Could you copy the records below exactly, leaving out any pictures they include?

····················

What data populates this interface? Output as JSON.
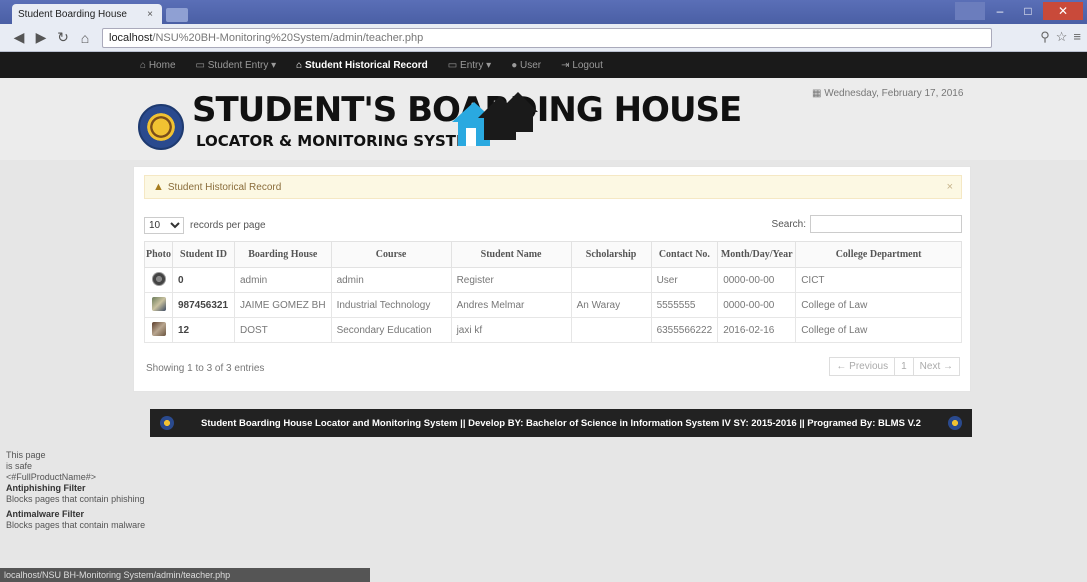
{
  "browser": {
    "tab_title": "Student Boarding House",
    "tab_close": "×",
    "window_buttons": [
      "",
      "‒",
      "□",
      "✕"
    ],
    "nav": {
      "back": "◀",
      "forward": "▶",
      "reload": "↻",
      "home": "⌂"
    },
    "url_host": "localhost",
    "url_path": "/NSU%20BH-Monitoring%20System/admin/teacher.php",
    "right_icons": [
      "⚲",
      "☆",
      "≡"
    ]
  },
  "site_nav": {
    "items": [
      {
        "label": "Home",
        "icon": "home-icon"
      },
      {
        "label": "Student Entry",
        "icon": "list-icon"
      },
      {
        "label": "Student Historical Record",
        "icon": "home-icon",
        "active": true
      },
      {
        "label": "Entry",
        "icon": "list-icon"
      },
      {
        "label": "User",
        "icon": "user-icon"
      },
      {
        "label": "Logout",
        "icon": "logout-icon"
      }
    ]
  },
  "header": {
    "title": "STUDENT'S BOARDING HOUSE",
    "subtitle": "LOCATOR & MONITORING SYSTEM",
    "date": "Wednesday, February 17, 2016"
  },
  "panel": {
    "alert_title": "Student Historical Record",
    "alert_close": "×",
    "page_size": "10",
    "page_size_label": "records per page",
    "search_label": "Search:",
    "search_value": "",
    "columns": [
      "Photo",
      "Student ID",
      "Boarding House",
      "Course",
      "Student Name",
      "Scholarship",
      "Contact No.",
      "Month/Day/Year",
      "College Department"
    ],
    "rows": [
      {
        "photo": "seal",
        "id": "0",
        "boarding_house": "admin",
        "course": "admin",
        "name": "Register",
        "scholarship": "",
        "contact": "User",
        "date": "0000-00-00",
        "department": "CICT"
      },
      {
        "photo": "img1",
        "id": "987456321",
        "boarding_house": "JAIME GOMEZ BH",
        "course": "Industrial Technology",
        "name": "Andres Melmar",
        "scholarship": "An Waray",
        "contact": "5555555",
        "date": "0000-00-00",
        "department": "College of Law"
      },
      {
        "photo": "img2",
        "id": "12",
        "boarding_house": "DOST",
        "course": "Secondary Education",
        "name": "jaxi kf",
        "scholarship": "",
        "contact": "6355566222",
        "date": "2016-02-16",
        "department": "College of Law"
      }
    ],
    "info": "Showing 1 to 3 of 3 entries",
    "pager": {
      "prev": "← Previous",
      "page": "1",
      "next": "Next →"
    }
  },
  "footer": {
    "text": "Student Boarding House Locator and Monitoring System  ||  Develop BY: Bachelor of Science in Information System IV SY: 2015-2016  ||  Programed By: BLMS V.2"
  },
  "side_overlay": {
    "line1": "This page",
    "line2": "is safe",
    "line3": "<#FullProductName#>",
    "anti_phishing_title": "Antiphishing Filter",
    "anti_phishing_desc": "Blocks pages that contain phishing",
    "anti_malware_title": "Antimalware Filter",
    "anti_malware_desc": "Blocks pages that contain malware"
  },
  "status_bar": "localhost/NSU BH-Monitoring System/admin/teacher.php"
}
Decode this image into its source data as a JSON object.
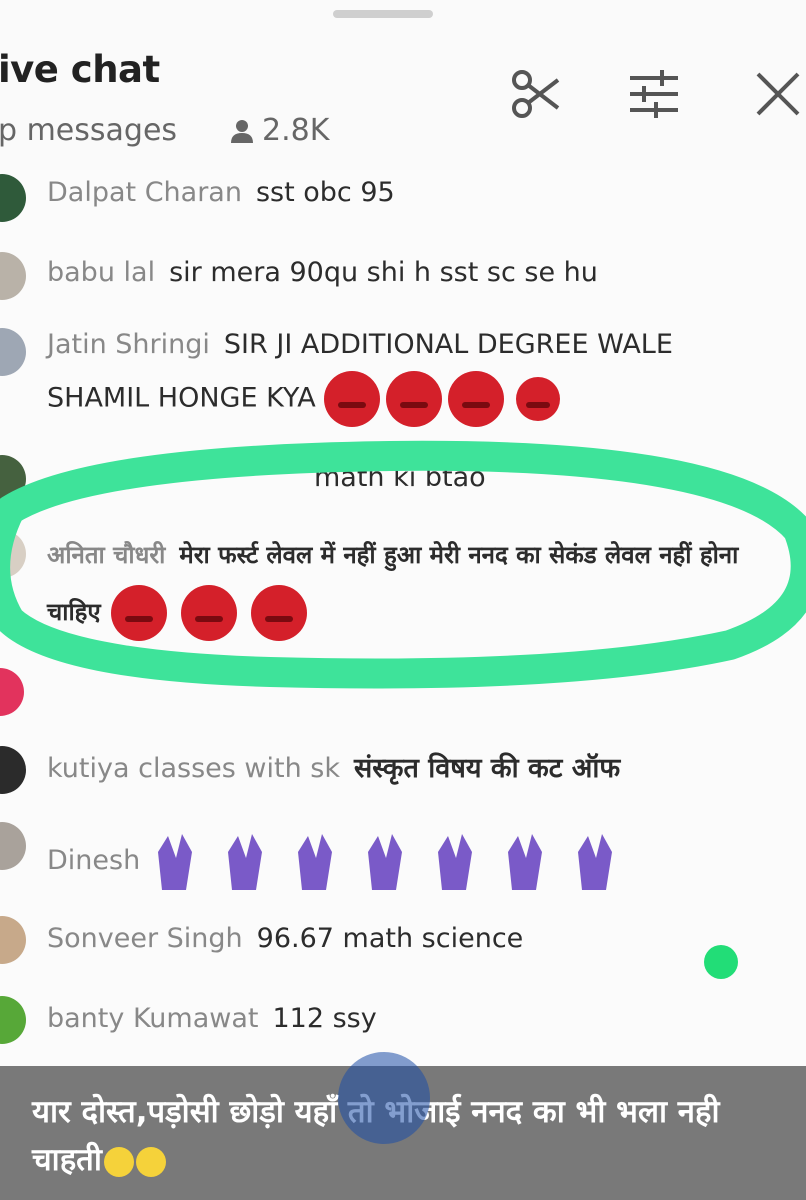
{
  "header": {
    "title": "ive chat",
    "subtitle": "p messages",
    "viewer_count": "2.8K",
    "icons": [
      "scissors-icon",
      "tune-icon",
      "close-icon"
    ]
  },
  "messages": [
    {
      "author": "Dalpat Charan",
      "text": "sst obc 95"
    },
    {
      "author": "babu lal",
      "text": "sir mera 90qu shi h sst sc se hu"
    },
    {
      "author": "Jatin Shringi",
      "text": "SIR JI ADDITIONAL DEGREE WALE SHAMIL HONGE KYA"
    },
    {
      "author": "",
      "text": "math ki btao"
    },
    {
      "author": "अनिता चौधरी",
      "text": "मेरा फर्स्ट लेवल में नहीं हुआ मेरी ननद का सेकंड लेवल नहीं होना चाहिए"
    },
    {
      "author": "kutiya classes with sk",
      "text": "संस्कृत विषय की कट ऑफ"
    },
    {
      "author": "Dinesh",
      "text": ""
    },
    {
      "author": "Sonveer Singh",
      "text": "96.67 math science"
    },
    {
      "author": "banty Kumawat",
      "text": "112 ssy"
    }
  ],
  "caption": {
    "text": "यार दोस्त,पड़ोसी छोड़ो यहाँ तो भोजाई ननद का भी भला नही चाहती"
  },
  "colors": {
    "highlight": "#3ee39a",
    "online": "#22dd77",
    "caption_bg": "#6e6e6e"
  }
}
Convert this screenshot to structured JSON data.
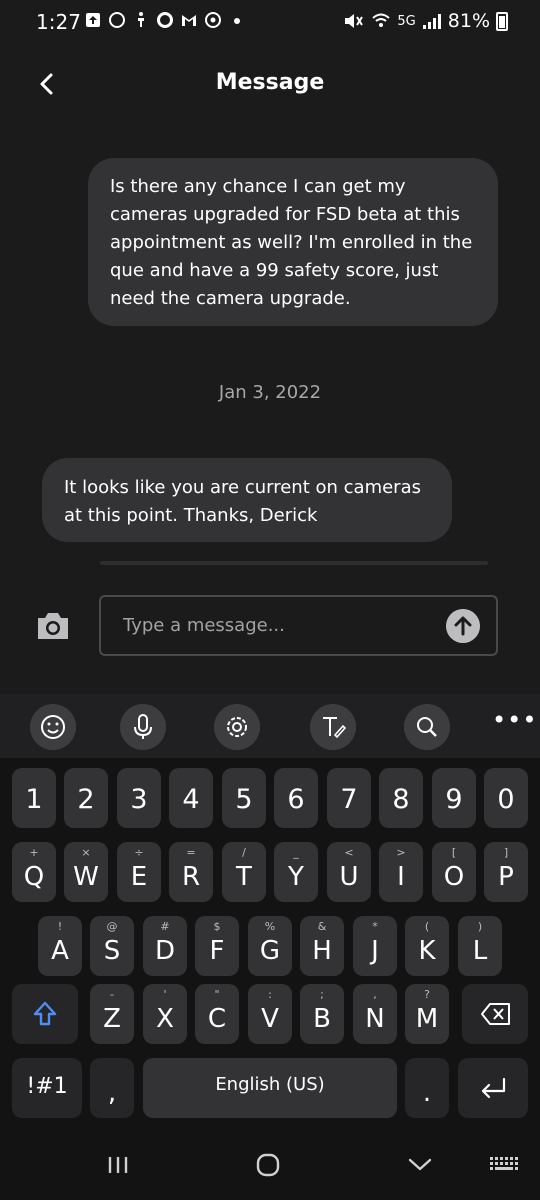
{
  "status_bar": {
    "time": "1:27",
    "network": "5G",
    "battery": "81%",
    "left_icons": [
      "upload-icon",
      "circle-icon",
      "accessibility-icon",
      "o-icon",
      "gmail-icon",
      "app-icon",
      "dot-icon"
    ],
    "right_icons": [
      "mute-icon",
      "wifi-icon",
      "signal-icon",
      "battery-icon"
    ]
  },
  "header": {
    "title": "Message"
  },
  "messages": {
    "outgoing": [
      {
        "lines": [
          "Is there any chance I can get my",
          "cameras upgraded for FSD beta at this",
          "appointment as well? I'm enrolled in the",
          "que and have a 99 safety score, just",
          "need the camera upgrade."
        ]
      }
    ],
    "date_separator": "Jan 3, 2022",
    "incoming": [
      {
        "lines": [
          "It looks like you are current on cameras",
          "at this point. Thanks, Derick"
        ]
      }
    ]
  },
  "composer": {
    "placeholder": "Type a message..."
  },
  "keyboard": {
    "toolbar_icons": [
      "emoji-icon",
      "microphone-icon",
      "settings-icon",
      "handwriting-icon",
      "search-icon",
      "more-icon"
    ],
    "more_label": "•••",
    "number_row": [
      "1",
      "2",
      "3",
      "4",
      "5",
      "6",
      "7",
      "8",
      "9",
      "0"
    ],
    "row1": [
      {
        "k": "Q",
        "h": "+"
      },
      {
        "k": "W",
        "h": "×"
      },
      {
        "k": "E",
        "h": "÷"
      },
      {
        "k": "R",
        "h": "="
      },
      {
        "k": "T",
        "h": "/"
      },
      {
        "k": "Y",
        "h": "_"
      },
      {
        "k": "U",
        "h": "<"
      },
      {
        "k": "I",
        "h": ">"
      },
      {
        "k": "O",
        "h": "["
      },
      {
        "k": "P",
        "h": "]"
      }
    ],
    "row2": [
      {
        "k": "A",
        "h": "!"
      },
      {
        "k": "S",
        "h": "@"
      },
      {
        "k": "D",
        "h": "#"
      },
      {
        "k": "F",
        "h": "$"
      },
      {
        "k": "G",
        "h": "%"
      },
      {
        "k": "H",
        "h": "&"
      },
      {
        "k": "J",
        "h": "*"
      },
      {
        "k": "K",
        "h": "("
      },
      {
        "k": "L",
        "h": ")"
      }
    ],
    "row3": [
      {
        "k": "Z",
        "h": "-"
      },
      {
        "k": "X",
        "h": "'"
      },
      {
        "k": "C",
        "h": "\""
      },
      {
        "k": "V",
        "h": ":"
      },
      {
        "k": "B",
        "h": ";"
      },
      {
        "k": "N",
        "h": ","
      },
      {
        "k": "M",
        "h": "?"
      }
    ],
    "symbols_label": "!#1",
    "comma_label": ",",
    "space_label": "English (US)",
    "period_label": ".",
    "shift_icon": "shift-icon",
    "backspace_icon": "backspace-icon",
    "enter_icon": "enter-icon",
    "colors": {
      "shift_accent": "#4f8ef7"
    }
  },
  "nav_bar": {
    "icons": [
      "recent-apps-icon",
      "home-icon",
      "back-icon",
      "keyboard-switch-icon"
    ]
  }
}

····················

Expected output:
What data populates this interface? Output as JSON.
{
  "browser": {
    "tab_title": "Student Boarding House",
    "tab_close": "×",
    "window_buttons": [
      "",
      "‒",
      "□",
      "✕"
    ],
    "nav": {
      "back": "◀",
      "forward": "▶",
      "reload": "↻",
      "home": "⌂"
    },
    "url_host": "localhost",
    "url_path": "/NSU%20BH-Monitoring%20System/admin/teacher.php",
    "right_icons": [
      "⚲",
      "☆",
      "≡"
    ]
  },
  "site_nav": {
    "items": [
      {
        "label": "Home",
        "icon": "home-icon"
      },
      {
        "label": "Student Entry",
        "icon": "list-icon"
      },
      {
        "label": "Student Historical Record",
        "icon": "home-icon",
        "active": true
      },
      {
        "label": "Entry",
        "icon": "list-icon"
      },
      {
        "label": "User",
        "icon": "user-icon"
      },
      {
        "label": "Logout",
        "icon": "logout-icon"
      }
    ]
  },
  "header": {
    "title": "STUDENT'S BOARDING HOUSE",
    "subtitle": "LOCATOR & MONITORING SYSTEM",
    "date": "Wednesday, February 17, 2016"
  },
  "panel": {
    "alert_title": "Student Historical Record",
    "alert_close": "×",
    "page_size": "10",
    "page_size_label": "records per page",
    "search_label": "Search:",
    "search_value": "",
    "columns": [
      "Photo",
      "Student ID",
      "Boarding House",
      "Course",
      "Student Name",
      "Scholarship",
      "Contact No.",
      "Month/Day/Year",
      "College Department"
    ],
    "rows": [
      {
        "photo": "seal",
        "id": "0",
        "boarding_house": "admin",
        "course": "admin",
        "name": "Register",
        "scholarship": "",
        "contact": "User",
        "date": "0000-00-00",
        "department": "CICT"
      },
      {
        "photo": "img1",
        "id": "987456321",
        "boarding_house": "JAIME GOMEZ BH",
        "course": "Industrial Technology",
        "name": "Andres Melmar",
        "scholarship": "An Waray",
        "contact": "5555555",
        "date": "0000-00-00",
        "department": "College of Law"
      },
      {
        "photo": "img2",
        "id": "12",
        "boarding_house": "DOST",
        "course": "Secondary Education",
        "name": "jaxi kf",
        "scholarship": "",
        "contact": "6355566222",
        "date": "2016-02-16",
        "department": "College of Law"
      }
    ],
    "info": "Showing 1 to 3 of 3 entries",
    "pager": {
      "prev": "← Previous",
      "page": "1",
      "next": "Next →"
    }
  },
  "footer": {
    "text": "Student Boarding House Locator and Monitoring System  ||  Develop BY: Bachelor of Science in Information System IV SY: 2015-2016  ||  Programed By: BLMS V.2"
  },
  "side_overlay": {
    "line1": "This page",
    "line2": "is safe",
    "line3": "<#FullProductName#>",
    "anti_phishing_title": "Antiphishing Filter",
    "anti_phishing_desc": "Blocks pages that contain phishing",
    "anti_malware_title": "Antimalware Filter",
    "anti_malware_desc": "Blocks pages that contain malware"
  },
  "status_bar": "localhost/NSU BH-Monitoring System/admin/teacher.php"
}
Decode this image into its source data as a JSON object.
{
  "header": {
    "title": "ive chat",
    "subtitle": "p messages",
    "viewer_count": "2.8K",
    "icons": [
      "scissors-icon",
      "tune-icon",
      "close-icon"
    ]
  },
  "messages": [
    {
      "author": "Dalpat Charan",
      "text": "sst obc 95"
    },
    {
      "author": "babu lal",
      "text": "sir mera 90qu shi h sst sc se hu"
    },
    {
      "author": "Jatin Shringi",
      "text": "SIR JI ADDITIONAL DEGREE WALE SHAMIL HONGE KYA"
    },
    {
      "author": "",
      "text": "math ki btao"
    },
    {
      "author": "अनिता चौधरी",
      "text": "मेरा फर्स्ट लेवल में नहीं हुआ मेरी ननद का सेकंड लेवल नहीं होना चाहिए"
    },
    {
      "author": "kutiya classes with sk",
      "text": "संस्कृत विषय की कट ऑफ"
    },
    {
      "author": "Dinesh",
      "text": ""
    },
    {
      "author": "Sonveer Singh",
      "text": "96.67 math science"
    },
    {
      "author": "banty Kumawat",
      "text": "112 ssy"
    }
  ],
  "caption": {
    "text": "यार दोस्त,पड़ोसी छोड़ो यहाँ तो भोजाई ननद का भी भला नही चाहती"
  },
  "colors": {
    "highlight": "#3ee39a",
    "online": "#22dd77",
    "caption_bg": "#6e6e6e"
  }
}
Convert this screenshot to structured JSON data.
{
  "status_bar": {
    "time": "1:27",
    "network": "5G",
    "battery": "81%",
    "left_icons": [
      "upload-icon",
      "circle-icon",
      "accessibility-icon",
      "o-icon",
      "gmail-icon",
      "app-icon",
      "dot-icon"
    ],
    "right_icons": [
      "mute-icon",
      "wifi-icon",
      "signal-icon",
      "battery-icon"
    ]
  },
  "header": {
    "title": "Message"
  },
  "messages": {
    "outgoing": [
      {
        "lines": [
          "Is there any chance I can get my",
          "cameras upgraded for FSD beta at this",
          "appointment as well? I'm enrolled in the",
          "que and have a 99 safety score, just",
          "need the camera upgrade."
        ]
      }
    ],
    "date_separator": "Jan 3, 2022",
    "incoming": [
      {
        "lines": [
          "It looks like you are current on cameras",
          "at this point. Thanks, Derick"
        ]
      }
    ]
  },
  "composer": {
    "placeholder": "Type a message..."
  },
  "keyboard": {
    "toolbar_icons": [
      "emoji-icon",
      "microphone-icon",
      "settings-icon",
      "handwriting-icon",
      "search-icon",
      "more-icon"
    ],
    "more_label": "•••",
    "number_row": [
      "1",
      "2",
      "3",
      "4",
      "5",
      "6",
      "7",
      "8",
      "9",
      "0"
    ],
    "row1": [
      {
        "k": "Q",
        "h": "+"
      },
      {
        "k": "W",
        "h": "×"
      },
      {
        "k": "E",
        "h": "÷"
      },
      {
        "k": "R",
        "h": "="
      },
      {
        "k": "T",
        "h": "/"
      },
      {
        "k": "Y",
        "h": "_"
      },
      {
        "k": "U",
        "h": "<"
      },
      {
        "k": "I",
        "h": ">"
      },
      {
        "k": "O",
        "h": "["
      },
      {
        "k": "P",
        "h": "]"
      }
    ],
    "row2": [
      {
        "k": "A",
        "h": "!"
      },
      {
        "k": "S",
        "h": "@"
      },
      {
        "k": "D",
        "h": "#"
      },
      {
        "k": "F",
        "h": "$"
      },
      {
        "k": "G",
        "h": "%"
      },
      {
        "k": "H",
        "h": "&"
      },
      {
        "k": "J",
        "h": "*"
      },
      {
        "k": "K",
        "h": "("
      },
      {
        "k": "L",
        "h": ")"
      }
    ],
    "row3": [
      {
        "k": "Z",
        "h": "-"
      },
      {
        "k": "X",
        "h": "'"
      },
      {
        "k": "C",
        "h": "\""
      },
      {
        "k": "V",
        "h": ":"
      },
      {
        "k": "B",
        "h": ";"
      },
      {
        "k": "N",
        "h": ","
      },
      {
        "k": "M",
        "h": "?"
      }
    ],
    "symbols_label": "!#1",
    "comma_label": ",",
    "space_label": "English (US)",
    "period_label": ".",
    "shift_icon": "shift-icon",
    "backspace_icon": "backspace-icon",
    "enter_icon": "enter-icon",
    "colors": {
      "shift_accent": "#4f8ef7"
    }
  },
  "nav_bar": {
    "icons": [
      "recent-apps-icon",
      "home-icon",
      "back-icon",
      "keyboard-switch-icon"
    ]
  }
}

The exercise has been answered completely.